## Work to complete
Lines from the records below that contain the word "icon" are to be copied out.

# # # #

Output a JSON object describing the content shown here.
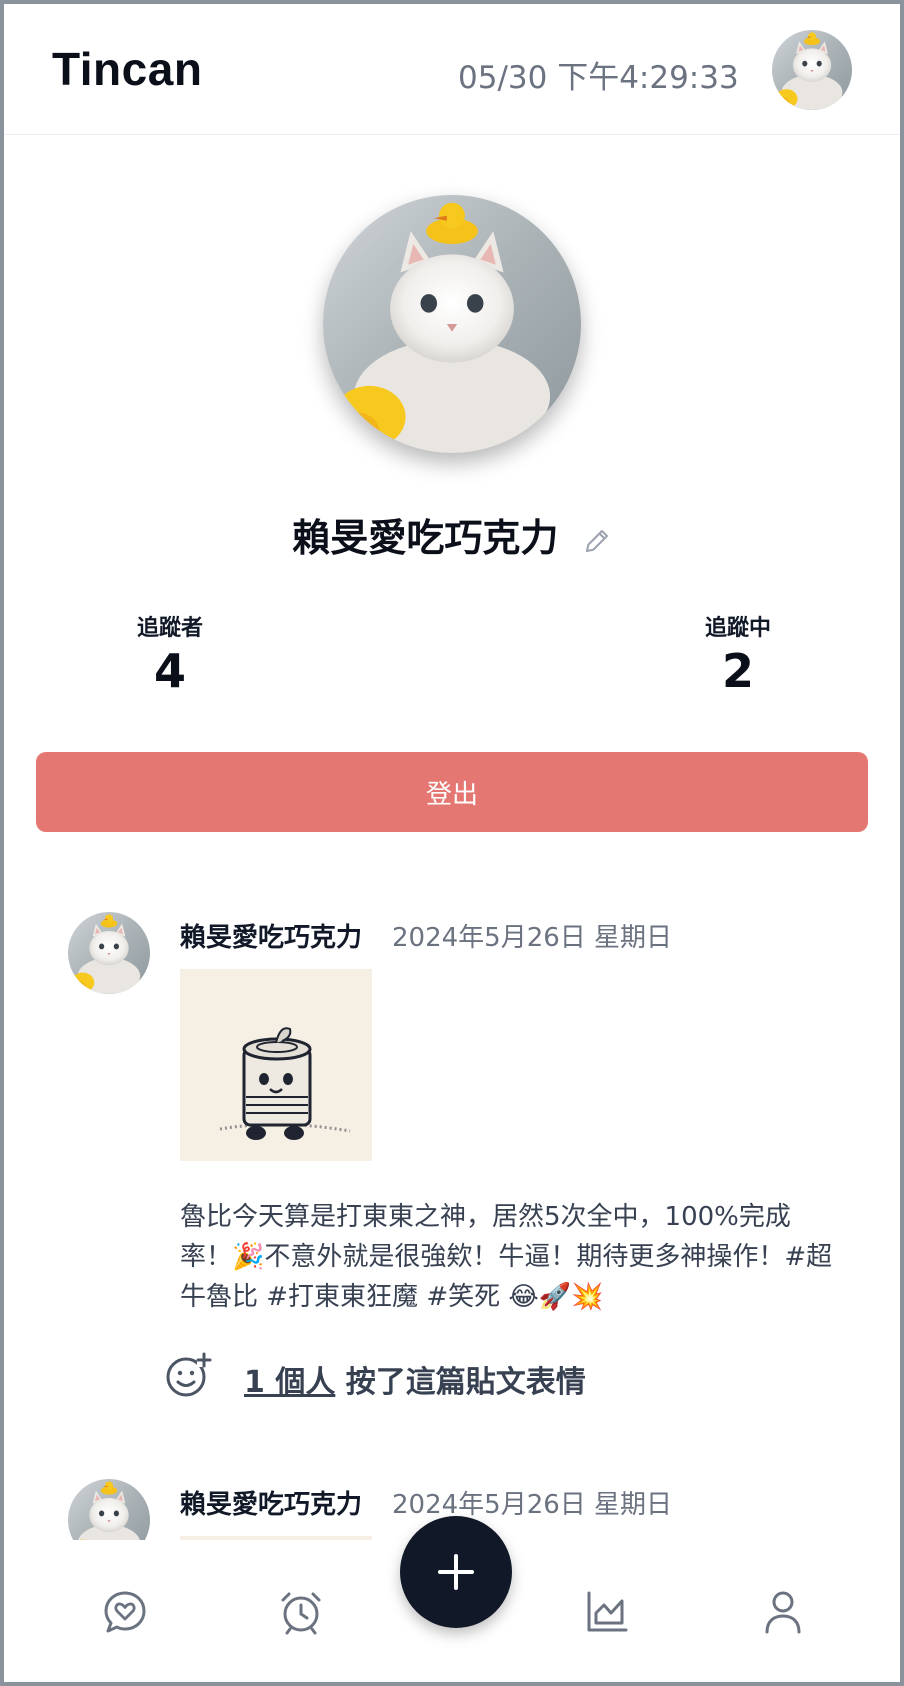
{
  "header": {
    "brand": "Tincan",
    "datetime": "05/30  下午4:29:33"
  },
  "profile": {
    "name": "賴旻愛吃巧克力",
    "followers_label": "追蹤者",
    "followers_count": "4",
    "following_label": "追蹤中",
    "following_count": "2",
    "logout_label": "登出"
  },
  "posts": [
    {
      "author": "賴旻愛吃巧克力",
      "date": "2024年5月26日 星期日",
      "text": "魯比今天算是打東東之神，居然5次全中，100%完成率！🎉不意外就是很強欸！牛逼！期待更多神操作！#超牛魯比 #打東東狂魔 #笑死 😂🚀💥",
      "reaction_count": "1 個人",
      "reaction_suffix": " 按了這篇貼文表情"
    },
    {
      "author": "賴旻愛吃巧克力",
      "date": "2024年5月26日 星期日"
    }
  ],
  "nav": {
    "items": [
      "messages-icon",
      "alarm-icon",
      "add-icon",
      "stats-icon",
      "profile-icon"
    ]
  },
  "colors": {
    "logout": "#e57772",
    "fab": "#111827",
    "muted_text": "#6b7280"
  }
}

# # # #

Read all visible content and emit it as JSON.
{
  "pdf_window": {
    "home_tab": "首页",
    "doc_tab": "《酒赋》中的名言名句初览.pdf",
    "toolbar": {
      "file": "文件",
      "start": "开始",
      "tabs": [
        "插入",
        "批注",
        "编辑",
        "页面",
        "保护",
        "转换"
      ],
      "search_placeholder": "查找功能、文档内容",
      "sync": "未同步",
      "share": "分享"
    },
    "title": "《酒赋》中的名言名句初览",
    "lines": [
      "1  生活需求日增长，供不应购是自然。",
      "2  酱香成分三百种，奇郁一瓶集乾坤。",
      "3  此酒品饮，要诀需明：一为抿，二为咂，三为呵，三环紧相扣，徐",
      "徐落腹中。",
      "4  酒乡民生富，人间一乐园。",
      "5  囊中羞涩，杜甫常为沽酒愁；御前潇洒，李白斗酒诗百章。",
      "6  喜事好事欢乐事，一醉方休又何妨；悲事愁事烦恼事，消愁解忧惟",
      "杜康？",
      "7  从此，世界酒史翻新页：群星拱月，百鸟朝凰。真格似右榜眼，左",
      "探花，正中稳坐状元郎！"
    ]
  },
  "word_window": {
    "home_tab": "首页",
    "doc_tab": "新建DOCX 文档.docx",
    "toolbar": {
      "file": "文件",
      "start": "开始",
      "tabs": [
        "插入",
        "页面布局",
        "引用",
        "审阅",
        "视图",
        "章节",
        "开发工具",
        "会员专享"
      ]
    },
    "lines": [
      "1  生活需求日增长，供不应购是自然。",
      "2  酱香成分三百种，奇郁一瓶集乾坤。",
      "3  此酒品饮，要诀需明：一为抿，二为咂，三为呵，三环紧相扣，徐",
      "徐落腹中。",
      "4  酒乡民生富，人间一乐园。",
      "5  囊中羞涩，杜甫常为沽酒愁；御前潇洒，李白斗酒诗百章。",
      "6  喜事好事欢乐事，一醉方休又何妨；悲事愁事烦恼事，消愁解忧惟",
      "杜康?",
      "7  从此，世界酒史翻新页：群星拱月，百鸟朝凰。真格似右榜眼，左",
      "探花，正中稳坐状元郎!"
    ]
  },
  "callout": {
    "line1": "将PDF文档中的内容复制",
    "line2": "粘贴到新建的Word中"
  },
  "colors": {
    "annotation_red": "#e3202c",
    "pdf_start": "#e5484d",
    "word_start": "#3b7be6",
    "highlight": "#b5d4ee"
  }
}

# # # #

## Task response
      "messages-icon",
      "alarm-icon",
      "add-icon",
      "stats-icon",
      "profile-icon"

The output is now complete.